ROME – Five years after its creation, the council of nine cardinals, or C9, tasked with advising Pope Francis and shaping the reform of the Roman Curia, has released a first draft of a constitution outlining the pontiff’s vision for the Vatican.

The proposed document is an Apostolic Constitution, one of the highest forms of papal decrees which usually promulgates significant Church legislation.

For the time being, it is Praedicate Evangelium (Preach the Gospel), and was announced on June 13. It will now be submitted to Francis for review and is therefore subject to change.

“The pope will do what he wants,” said Vatican spokesman Greg Burke in a meeting with the press on Wednesday, and he will apply “all the opportune or necessary changes.”

The draft offers a guideline to “understand the spirit (of the document) and what is behind the writing,” Burke said, and it lists the “guiding principles” that Francis has offered to inspire the new constitution.

There is no set date as to when to expect the final document, which Burke said still requires “a lot of work,” but it will eventually replace Pastor Bonus, St. John Paul II’s 1998 constitution for the Roman Curia.

The cardinals, with the exception of Australian Cardinal George Pell, met June 11-13, with the pope not attending on Wednesday because he was at his weekly general audience in St. Peter’s Square.

Pell, who is the prefect of the Vatican’s Secretariat for the Economy, is currently in Australia awaiting trial on sexual abuse charges.

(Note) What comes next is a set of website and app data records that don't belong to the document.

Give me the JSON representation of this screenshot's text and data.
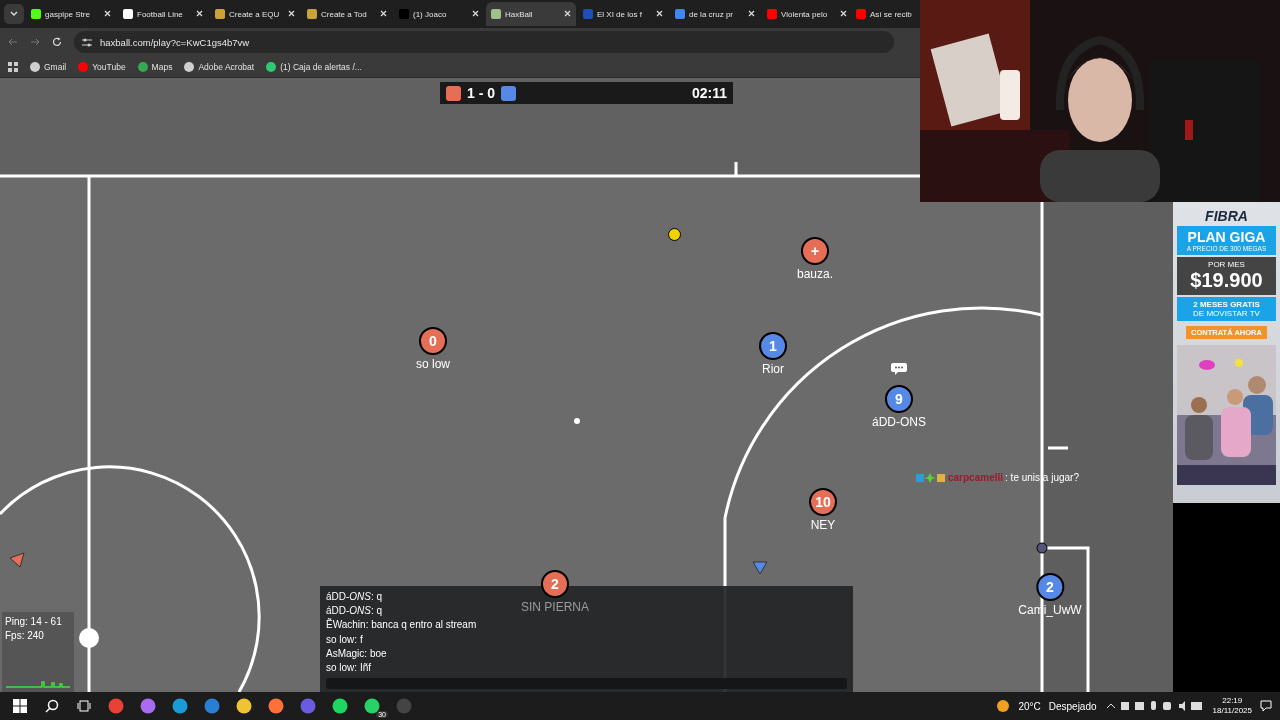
{
  "browser": {
    "tabs": [
      {
        "title": "gaspipe Stre",
        "color": "#53fc18",
        "selected": false
      },
      {
        "title": "Football Line",
        "color": "#ffffff",
        "selected": false
      },
      {
        "title": "Create a EQU",
        "color": "#c9a23a",
        "selected": false
      },
      {
        "title": "Create a Tod",
        "color": "#c9a23a",
        "selected": false
      },
      {
        "title": "(1) Joaco",
        "color": "#000000",
        "selected": false
      },
      {
        "title": "HaxBall",
        "color": "#9fc08a",
        "selected": true
      },
      {
        "title": "El XI de los f",
        "color": "#1d4fb5",
        "selected": false
      },
      {
        "title": "de la cruz pr",
        "color": "#4285f4",
        "selected": false
      },
      {
        "title": "Violenta pelo",
        "color": "#ff0000",
        "selected": false
      },
      {
        "title": "Así se recib",
        "color": "#ff0000",
        "selected": false
      }
    ],
    "address": "haxball.com/play?c=KwC1gs4b7vw",
    "bookmarks": [
      {
        "label": "Gmail",
        "color": "#cfcfcf"
      },
      {
        "label": "YouTube",
        "color": "#ff0000"
      },
      {
        "label": "Maps",
        "color": "#34a853"
      },
      {
        "label": "Adobe Acrobat",
        "color": "#cfcfcf"
      },
      {
        "label": "(1) Caja de alertas /...",
        "color": "#2ecc71"
      }
    ]
  },
  "game": {
    "score": "1 - 0",
    "timer": "02:11",
    "players": [
      {
        "number": "+",
        "name": "bauza.",
        "color": "#e56e56",
        "typing": false
      },
      {
        "number": "0",
        "name": "so low",
        "color": "#e56e56",
        "typing": false
      },
      {
        "number": "1",
        "name": "Rior",
        "color": "#5689e5",
        "typing": false
      },
      {
        "number": "9",
        "name": "áDD-ONS",
        "color": "#5689e5",
        "typing": true
      },
      {
        "number": "10",
        "name": "NEY",
        "color": "#e56e56",
        "typing": false
      },
      {
        "number": "2",
        "name": "SIN  PIERNA",
        "color": "#e56e56",
        "typing": false
      },
      {
        "number": "2",
        "name": "Cami_UwW",
        "color": "#5689e5",
        "typing": false
      }
    ],
    "announcement": {
      "name": "carpcamelli",
      "text": ": te unis a jugar?"
    },
    "stats": {
      "ping": "Ping: 14 - 61",
      "fps": "Fps: 240"
    },
    "chat": [
      "áDD-*ONS*: q",
      "áDD-*ONS*: q",
      "ẼWachin: banca q entro al stream",
      "so low: f",
      "AsMagic: boe",
      "so low: Iñf"
    ]
  },
  "ad": {
    "product": "FIBRA",
    "plan": "PLAN GIGA",
    "plan_note": "A PRECIO DE 300 MEGAS",
    "period": "POR MES",
    "price": "$19.900",
    "promo": "2 MESES GRATIS",
    "promo_note": "DE MOVISTAR TV",
    "cta": "CONTRATÁ AHORA"
  },
  "taskbar": {
    "badge": "30",
    "temperature": "20°C",
    "weather": "Despejado",
    "time": "22:19",
    "date": "18/11/2025"
  }
}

Burke stated that no representative from the secretariat was present at the meetings.

Monsignor Brian Ferme, secretary of the Council of the Economy, presented the various steps of the Vatican’s financial reform to the cardinals. The main objectives, Burke said, were avoiding waste; favoring transparency; ensuring the correct application of accounting standards, following the principle of dual-control and international standards.

Beyond the work that still needs to be done, Ferme underlined the positive results since the beginning of the financial reform, including increased attention toward expenditures, a better understanding of the reform process, and a change in the mentality regarding transparency and accountability.

Amid scandals concerning the Church’s role in sexual abuse, especially the recent crisis in Chile, Boston Cardinal Sean Patrick O’Malley updated the cardinals on the work made by the Pontifical Commission for the Protection of Minors, which he leads.

Also present at the C9 meeting was Chilean Cardinal Francisco Javier Errazuriz Ossa, retired archbishop of Santiago, who has faced controversy over his actions surrounding the current abuse scandal in Chile.

The C9 will meet again on September 10-12.